Because feed efficiency becomes poorer as pigs become heavier, the starting and ending weight of pigs must be considered when comparing closeout feed efficiency from one group or farm to another.
For example, feed efficiency increases by approximately 0.005 lb. for each 1-lb. increase in average starting and ending weights for the group. Thus, if two groups of pigs have the same starting weight, but one is marketed 10 lb. heavier than the other group, feed efficiency would be expected to be 0.05 higher for the heavier group, just because of the market weight. On an energy basis, the 0.005 lb. would be equivalent to 7.5 kcal more metabolizable energy for each 1-lb. increase in average starting or ending weight.
Although weaning age doesn't have much impact on feed efficiency, it can greatly impact other measures of efficiency of feed use, such as feed cost in the nursery, because lower complexity (and lower cost) diets are required as weaning age is increased.
Benchmarking Efficiency of Feed Use
Because so many factors influence feed efficiency, the best benchmarks are those developed within the production system. The overall goal of benchmarking is to make consistent, measurable improvement over time.
When comparing benchmark levels, adjustments must be made to account for the factors that influence feed efficiency, such as gender, diet form, dietary energy level and starting and ending weight, as discussed above.
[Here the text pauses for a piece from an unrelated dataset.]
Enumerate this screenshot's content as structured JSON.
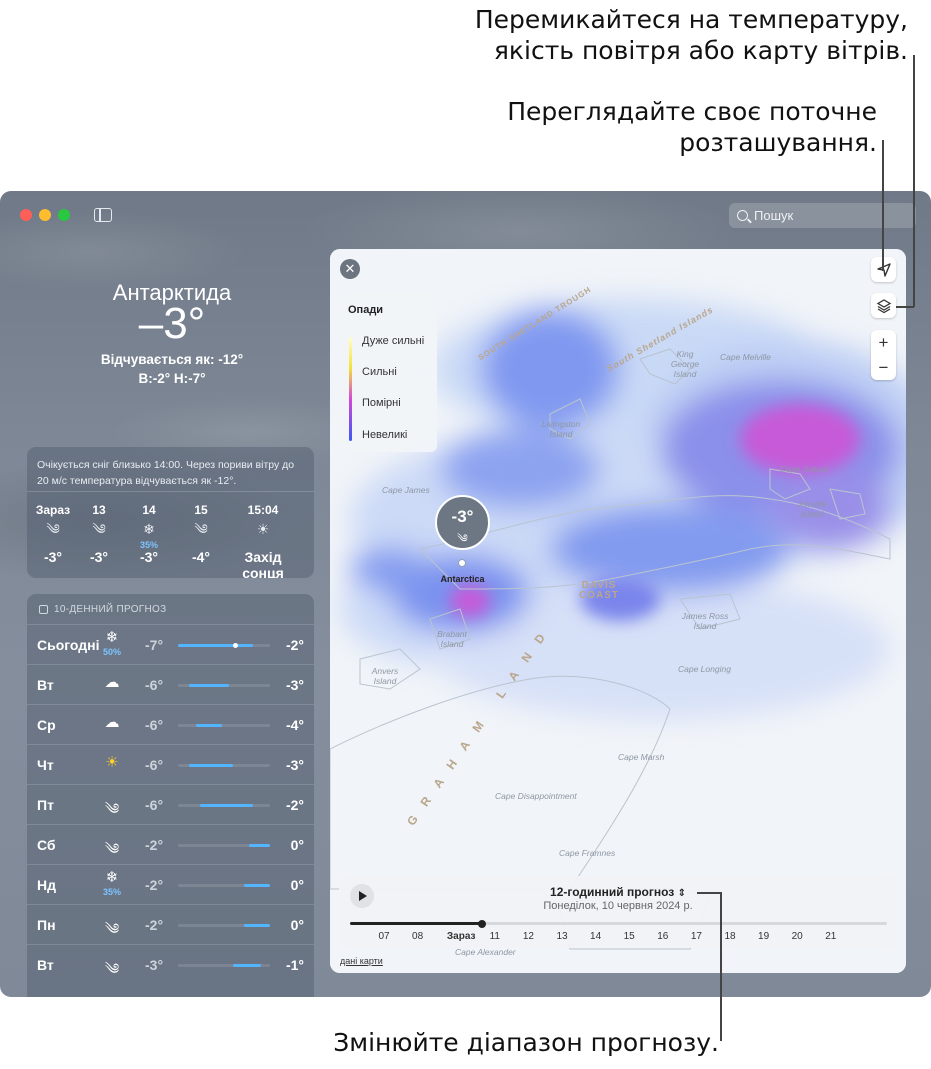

The values provided in Table 1 offer intervention levels for closeout feed efficiency for nursery, finishing and wean-to-finish pigs. If the efficiency numbers for the production system are not better than these levels, reasons for this deficiency should be investigated.